First, there is the currently fashionable notion of affordances. Based on the theories of the psychologist James Gibson, it is now in use at practices as diverse as Zaha Hadid Architects, Snøhetta, and Rietveld Architecture-Art-Affordances in the Netherlands. The idea is that we need spaces that neither tell us what to do nor let anything or nothing happen, but that afford a range of different possibilities. In the same way that a bird might find a cozy nook in the eaves to build a nest or a cat finds a place where it has a view and yet feels cozy, so we can design spaces that offer certain cues for a limited range of interactions. These design elements usually combine at least two different scales and bodies in at least two different modes (such as standing and sitting), while offering both a sense of privacy and an openness to a range of social actions.

The second possibility is to trace or track existing activities and elaborate them into spatial conditions that build on them. This is a technique that Koolhaas and his team, the Office for Metropolitan Architecture, developed during the mid-1990s, and have elaborated ever since. It uses strong form and articulated circulation to attract and complicate activities. Often based on circulation, it is a strategy that mixes functions such as staircases and theaters (by now such a cliché that you can even find it at airports, but first used by OMA in 1995 at the Rotterdam Kunsthal). It also distends activities by making them bigger or more prominent — for instance, by cantilevering lecture halls out of the building or turning reading rooms into open terraces. You might think of this as Nudge-itecture: By making a strong form or forcing you to do something in a space that looks as if it was designed for something else, it opens you up to social mixing and the invention of new approaches to your work or living rituals.

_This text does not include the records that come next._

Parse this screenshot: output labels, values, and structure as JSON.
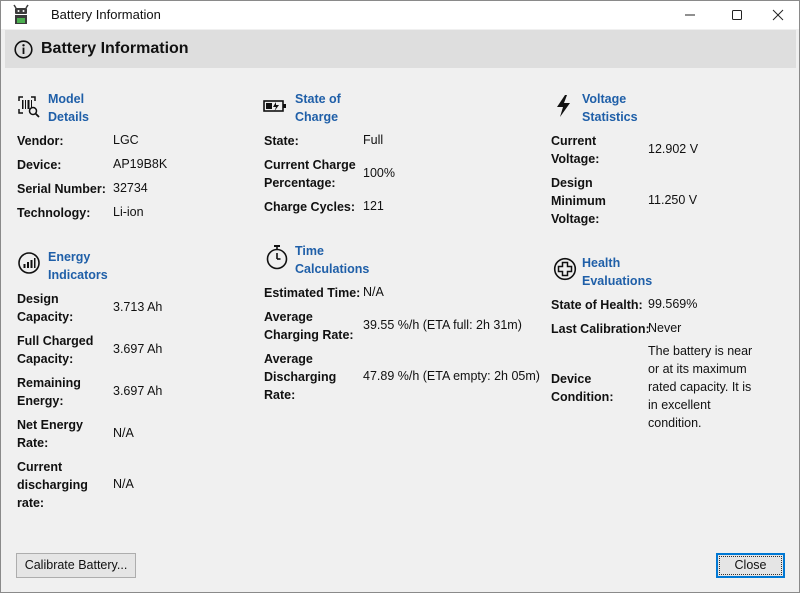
{
  "window": {
    "title": "Battery Information",
    "app_icon": "android-robot-icon"
  },
  "header": {
    "title": "Battery Information",
    "icon": "info-icon"
  },
  "model": {
    "title1": "Model",
    "title2": "Details",
    "icon": "barcode-scan-icon",
    "vendor_label": "Vendor:",
    "vendor_value": "LGC",
    "device_label": "Device:",
    "device_value": "AP19B8K",
    "serial_label": "Serial Number:",
    "serial_value": "32734",
    "tech_label": "Technology:",
    "tech_value": "Li-ion"
  },
  "energy": {
    "title1": "Energy",
    "title2": "Indicators",
    "icon": "gauge-icon",
    "design_label1": "Design",
    "design_label2": "Capacity:",
    "design_value": "3.713 Ah",
    "full_label1": "Full Charged",
    "full_label2": "Capacity:",
    "full_value": "3.697 Ah",
    "remaining_label1": "Remaining",
    "remaining_label2": "Energy:",
    "remaining_value": "3.697 Ah",
    "net_label1": "Net Energy",
    "net_label2": "Rate:",
    "net_value": "N/A",
    "current_label1": "Current",
    "current_label2": "discharging",
    "current_label3": "rate:",
    "current_value": "N/A"
  },
  "charge": {
    "title1": "State of",
    "title2": "Charge",
    "icon": "battery-charging-icon",
    "state_label": "State:",
    "state_value": "Full",
    "pct_label1": "Current Charge",
    "pct_label2": "Percentage:",
    "pct_value": "100%",
    "cycles_label": "Charge Cycles:",
    "cycles_value": "121"
  },
  "time": {
    "title1": "Time",
    "title2": "Calculations",
    "icon": "stopwatch-icon",
    "est_label": "Estimated Time:",
    "est_value": "N/A",
    "avg_charge_label1": "Average",
    "avg_charge_label2": "Charging Rate:",
    "avg_charge_value": "39.55 %/h (ETA full: 2h 31m)",
    "avg_dis_label1": "Average",
    "avg_dis_label2": "Discharging",
    "avg_dis_label3": "Rate:",
    "avg_dis_value": "47.89 %/h (ETA empty: 2h 05m)"
  },
  "voltage": {
    "title1": "Voltage",
    "title2": "Statistics",
    "icon": "lightning-icon",
    "current_label1": "Current",
    "current_label2": "Voltage:",
    "current_value": "12.902 V",
    "design_label1": "Design",
    "design_label2": "Minimum",
    "design_label3": "Voltage:",
    "design_value": "11.250 V"
  },
  "health": {
    "title1": "Health",
    "title2": "Evaluations",
    "icon": "medical-cross-icon",
    "state_label": "State of Health:",
    "state_value": "99.569%",
    "calib_label": "Last Calibration:",
    "calib_value": "Never",
    "cond_label1": "Device",
    "cond_label2": "Condition:",
    "cond_line1": "The battery is near",
    "cond_line2": "or at its maximum",
    "cond_line3": "rated capacity. It is",
    "cond_line4": "in excellent",
    "cond_line5": "condition."
  },
  "buttons": {
    "calibrate": "Calibrate Battery...",
    "close": "Close"
  }
}
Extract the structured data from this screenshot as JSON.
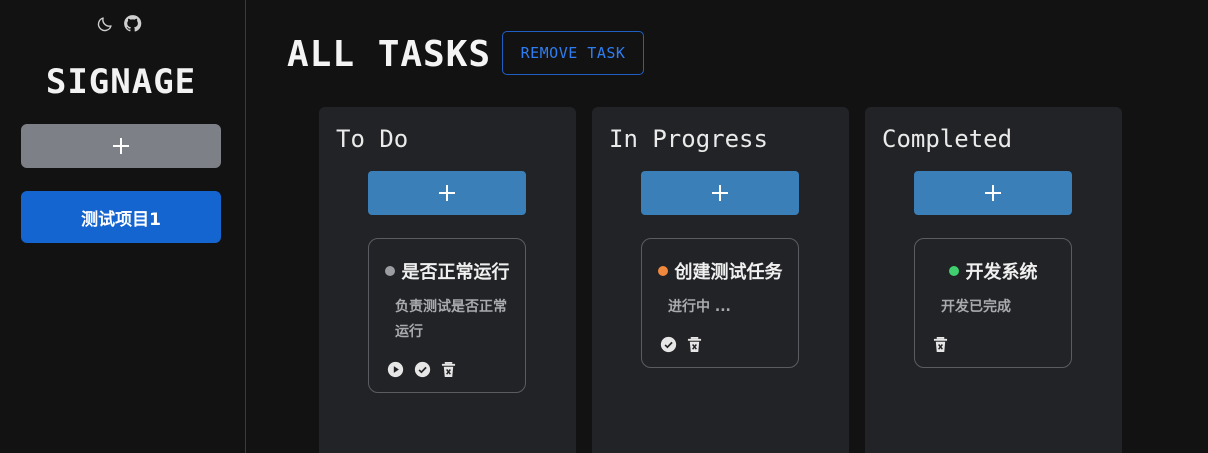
{
  "sidebar": {
    "brand": "SIGNAGE",
    "add_project_icon": "plus-icon",
    "projects": [
      {
        "label": "测试项目1",
        "active": true
      }
    ]
  },
  "header": {
    "title": "ALL TASKS",
    "remove_label": "REMOVE TASK"
  },
  "icons": {
    "theme": "moon-icon",
    "repo": "github-icon"
  },
  "colors": {
    "primary": "#1565d0",
    "column_add": "#3a7fb8",
    "status_todo": "#9b9da3",
    "status_progress": "#f0883e",
    "status_done": "#3fcf6e"
  },
  "columns": [
    {
      "title": "To Do",
      "cards": [
        {
          "title": "是否正常运行",
          "desc": "负责测试是否正常运行",
          "status": "todo",
          "actions": [
            "play",
            "check",
            "delete"
          ]
        }
      ]
    },
    {
      "title": "In Progress",
      "cards": [
        {
          "title": "创建测试任务",
          "desc": "进行中 ...",
          "status": "progress",
          "actions": [
            "check",
            "delete"
          ]
        }
      ]
    },
    {
      "title": "Completed",
      "cards": [
        {
          "title": "开发系统",
          "desc": "开发已完成",
          "status": "done",
          "actions": [
            "delete"
          ]
        }
      ]
    }
  ]
}
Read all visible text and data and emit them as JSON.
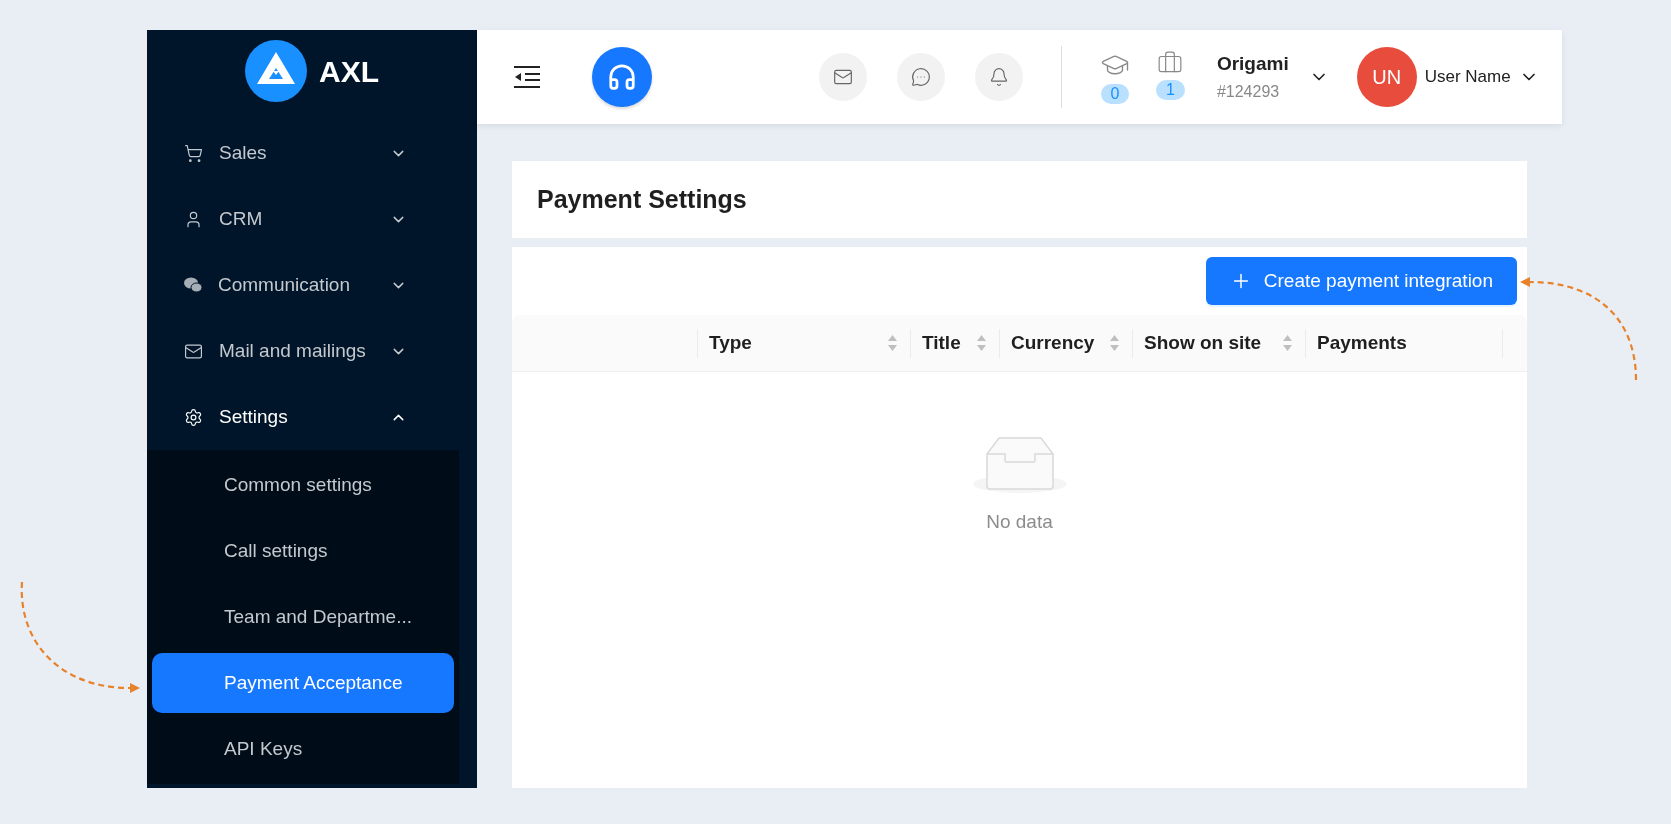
{
  "sidebar": {
    "logo_text": "AXL",
    "items": [
      {
        "label": "Sales",
        "expanded": false
      },
      {
        "label": "CRM",
        "expanded": false
      },
      {
        "label": "Communication",
        "expanded": false
      },
      {
        "label": "Mail and mailings",
        "expanded": false
      },
      {
        "label": "Settings",
        "expanded": true,
        "children": [
          {
            "label": "Common settings",
            "selected": false
          },
          {
            "label": "Call settings",
            "selected": false
          },
          {
            "label": "Team and Departme...",
            "selected": false
          },
          {
            "label": "Payment Acceptance",
            "selected": true
          },
          {
            "label": "API Keys",
            "selected": false
          }
        ]
      }
    ]
  },
  "header": {
    "counters": [
      "0",
      "1"
    ],
    "company": {
      "name": "Origami",
      "id": "#124293"
    },
    "user": {
      "initials": "UN",
      "name": "User Name"
    }
  },
  "page": {
    "title": "Payment Settings",
    "create_button": "Create payment integration",
    "table": {
      "columns": [
        {
          "sortable": false
        },
        {
          "label": "Type",
          "sortable": true
        },
        {
          "label": "Title",
          "sortable": true
        },
        {
          "label": "Currency",
          "sortable": true
        },
        {
          "label": "Show on site",
          "sortable": true
        },
        {
          "label": "Payments",
          "sortable": false
        }
      ],
      "empty_text": "No data"
    }
  }
}
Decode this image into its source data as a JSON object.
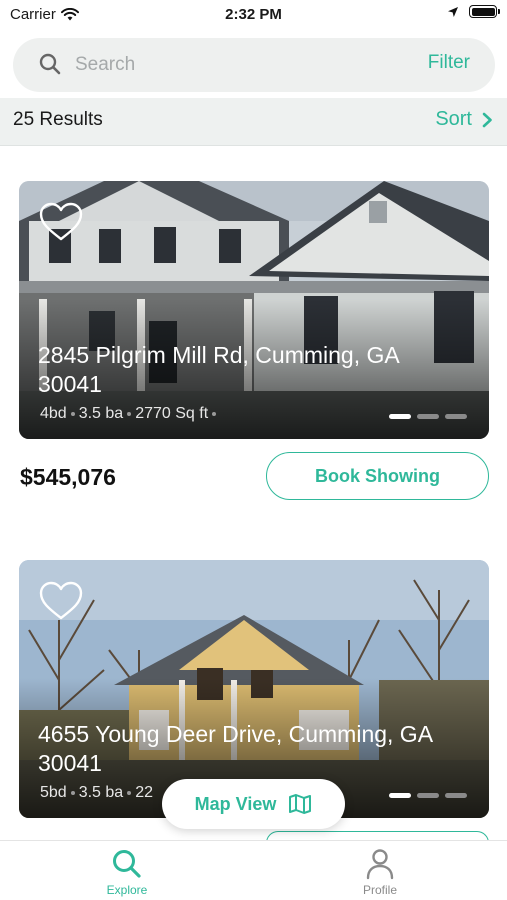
{
  "status_bar": {
    "carrier": "Carrier",
    "time": "2:32 PM"
  },
  "search": {
    "placeholder": "Search",
    "filter_label": "Filter"
  },
  "results": {
    "count_label": "25 Results",
    "sort_label": "Sort"
  },
  "listings": [
    {
      "address": "2845 Pilgrim Mill Rd, Cumming, GA 30041",
      "beds": "4bd",
      "baths": "3.5 ba",
      "sqft": "2770 Sq ft",
      "price": "$545,076",
      "action_label": "Book Showing"
    },
    {
      "address": "4655 Young Deer Drive, Cumming, GA 30041",
      "beds": "5bd",
      "baths": "3.5 ba",
      "sqft": "22"
    }
  ],
  "map_view": {
    "label": "Map View"
  },
  "tab_bar": {
    "items": [
      {
        "label": "Explore",
        "icon": "search-icon",
        "active": true
      },
      {
        "label": "Profile",
        "icon": "person-icon",
        "active": false
      }
    ]
  },
  "colors": {
    "accent": "#2fb89a",
    "search_bg": "#eef0ef",
    "results_bg": "#eef1f0"
  }
}
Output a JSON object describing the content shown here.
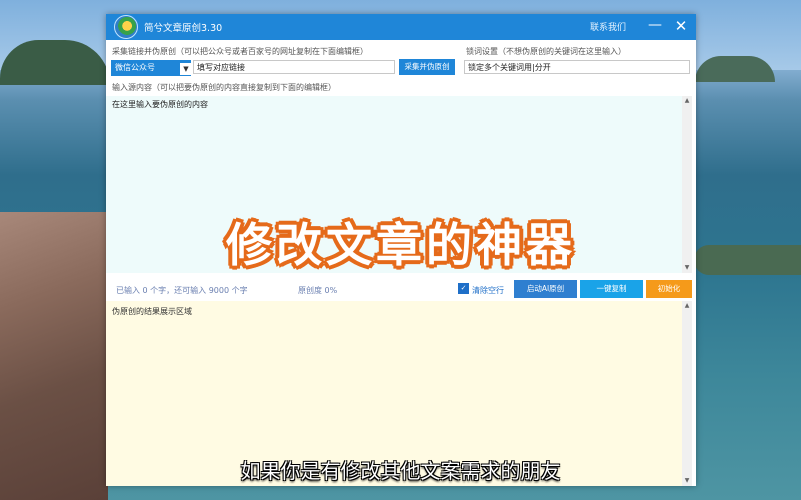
{
  "window": {
    "title": "简兮文章原创3.30",
    "contact_label": "联系我们",
    "minimize_label": "—",
    "close_label": "✕"
  },
  "collect": {
    "label": "采集链接并伪原创（可以把公众号或者百家号的网址复制在下面编辑框）",
    "source_select": "微信公众号",
    "url_placeholder": "填写对应链接",
    "button_label": "采集并伪原创"
  },
  "keywords": {
    "label": "锁词设置（不想伪原创的关键词在这里输入）",
    "placeholder": "锁定多个关键词用|分开"
  },
  "source": {
    "label": "输入源内容（可以把要伪原创的内容直接复制到下面的编辑框）",
    "placeholder": "在这里输入要伪原创的内容"
  },
  "status": {
    "count_text": "已输入 0 个字，还可输入 9000 个字",
    "originality_text": "原创度 0%"
  },
  "actions": {
    "clear_blank_label": "清除空行",
    "clear_blank_checked": true,
    "ai_button_label": "启动AI原创",
    "copy_button_label": "一键复制",
    "init_button_label": "初始化",
    "colors": {
      "ai": "#2f7fd0",
      "copy": "#1aa3e8",
      "init": "#f59a1a"
    }
  },
  "result": {
    "placeholder": "伪原创的结果展示区域"
  },
  "overlay": {
    "banner": "修改文章的神器",
    "subtitle": "如果你是有修改其他文案需求的朋友"
  },
  "theme": {
    "accent": "#1f86d8",
    "source_bg": "#eefbfb",
    "result_bg": "#fffbe3",
    "banner_outline": "#e56a1a"
  }
}
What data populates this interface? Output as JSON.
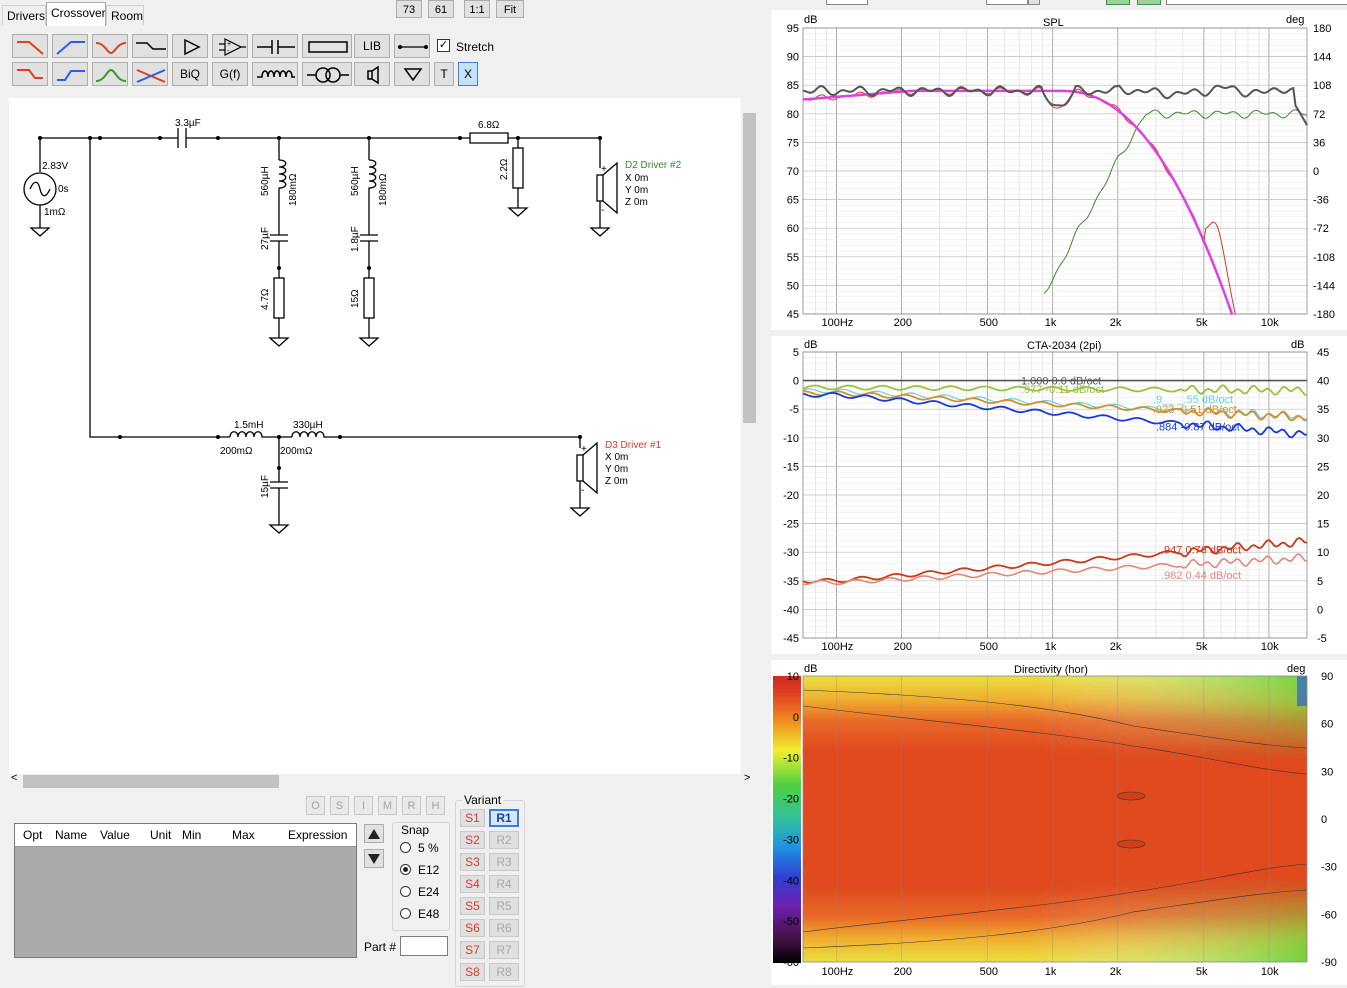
{
  "tabs": {
    "drivers": "Drivers",
    "crossover": "Crossover",
    "room": "Room"
  },
  "toolbar": {
    "b73": "73",
    "b61": "61",
    "b11": "1:1",
    "fit": "Fit"
  },
  "palette": {
    "lib": "LIB",
    "biq": "BiQ",
    "gf": "G(f)",
    "t": "T",
    "x": "X",
    "stretch": "Stretch",
    "stretch_checked": true
  },
  "schematic": {
    "source_voltage": "2.83V",
    "source_delay": "0s",
    "source_res": "1mΩ",
    "c1": "3.3µF",
    "l1": "560µH",
    "l1_res": "180mΩ",
    "c2": "27µF",
    "r1": "4.7Ω",
    "l2": "560µH",
    "l2_res": "180mΩ",
    "c3": "1.8µF",
    "r2": "15Ω",
    "r3": "6.8Ω",
    "r4": "2.2Ω",
    "d2_name": "D2 Driver #2",
    "d2_x": "X 0m",
    "d2_y": "Y 0m",
    "d2_z": "Z 0m",
    "l3": "1.5mH",
    "l3_res": "200mΩ",
    "l4": "330µH",
    "l4_res": "200mΩ",
    "c4": "15µF",
    "d3_name": "D3 Driver #1",
    "d3_x": "X 0m",
    "d3_y": "Y 0m",
    "d3_z": "Z 0m"
  },
  "grid_buttons": [
    "O",
    "S",
    "I",
    "M",
    "R",
    "H"
  ],
  "param_table": {
    "columns": [
      "Opt",
      "Name",
      "Value",
      "Unit",
      "Min",
      "Max",
      "Expression"
    ]
  },
  "snap": {
    "title": "Snap",
    "options": [
      "5 %",
      "E12",
      "E24",
      "E48"
    ],
    "selected": "E12"
  },
  "part": {
    "label": "Part #",
    "value": ""
  },
  "variant": {
    "title": "Variant",
    "s": [
      "S1",
      "S2",
      "S3",
      "S4",
      "S5",
      "S6",
      "S7",
      "S8"
    ],
    "r": [
      "R1",
      "R2",
      "R3",
      "R4",
      "R5",
      "R6",
      "R7",
      "R8"
    ],
    "selected_r": "R1"
  },
  "colors": {
    "d2": "#3a8a2a",
    "d3": "#d93a2a",
    "sum": "#555555",
    "target": "#e040e0",
    "accent": "#3c7fd9"
  },
  "graphs": {
    "freq_ticks": [
      "100Hz",
      "200",
      "500",
      "1k",
      "2k",
      "5k",
      "10k"
    ],
    "spl": {
      "title": "SPL",
      "left_unit": "dB",
      "right_unit": "deg",
      "left_ticks": [
        "95",
        "90",
        "85",
        "80",
        "75",
        "70",
        "65",
        "60",
        "55",
        "50",
        "45"
      ],
      "right_ticks": [
        "180",
        "144",
        "108",
        "72",
        "36",
        "0",
        "-36",
        "-72",
        "-108",
        "-144",
        "-180"
      ]
    },
    "cta": {
      "title": "CTA-2034 (2pi)",
      "left_unit": "dB",
      "right_unit": "dB",
      "left_ticks": [
        "5",
        "0",
        "-5",
        "-10",
        "-15",
        "-20",
        "-25",
        "-30",
        "-35",
        "-40",
        "-45"
      ],
      "right_ticks": [
        "45",
        "40",
        "35",
        "30",
        "25",
        "20",
        "15",
        "10",
        "5",
        "0",
        "-5"
      ],
      "labels": [
        {
          "text": "1.000  0.0 dB/oct",
          "color": "#555555"
        },
        {
          "text": ".977  -0.11 dB/oct",
          "color": "#9ac23c"
        },
        {
          "text": ".9__  _.55 dB/oct",
          "color": "#6ad0e0"
        },
        {
          "text": ".923  -0.51 dB/oct",
          "color": "#d09030"
        },
        {
          "text": ".884  -0.87 dB/oct",
          "color": "#1a3ad8"
        },
        {
          "text": ".947  0.76 dB/oct",
          "color": "#c83a1a"
        },
        {
          "text": ".982  0.44 dB/oct",
          "color": "#e08878"
        }
      ]
    },
    "directivity": {
      "title": "Directivity (hor)",
      "left_unit": "dB",
      "right_unit": "deg",
      "scale_ticks": [
        "10",
        "0",
        "-10",
        "-20",
        "-30",
        "-40",
        "-50",
        "-60"
      ],
      "angle_ticks": [
        "90",
        "60",
        "30",
        "0",
        "-30",
        "-60",
        "-90"
      ]
    }
  }
}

Finally, there is the notion that architecture can invent programs that are so seductive or troubling that they move us out of our expectations and routines into another space, one where we can fulfill a role in which we reimagine ourselves. This Fairy Tale Architecture is not necessarily completely fanciful or against what was there: It merely rearranges reality, sometimes only slightly. Many people today are used to having to work, live, and play where they can, to connecting in amorphous groups, and to moving around incessantly, so this generation of architects concentrate on designing ways in which we can bring places alive. Their work is one of finding usable spaces and telling good stories. That approach can lead to results as subtle as putting windows in labs or integrating hidden light sources into houses. On an urban level, New York’s High Line is the perfect example of how to open up our environment to show new structures, but you can also find this approach in the way some companies borrow theming techniques from the gaming and film industry that turns toilets into castles reached by skateboard ramps or restaurants into forests. For the two generations that have by now grown up with Harry Potter and the film versions of Lord of the Rings, such a world that opens up if you go to Platform 9 ¾ does not seem that strange — it is those who do not see it that are just mindless muggles.

So it is time for architects to stop worrying about programs, or at least to stop using them as excuses. Instead, they should use them as opportunities, ruins on which to build, or preconceptions their designs will waylay. The program had its day. Now it is time to discover new ways to discipline and vitiate architecture.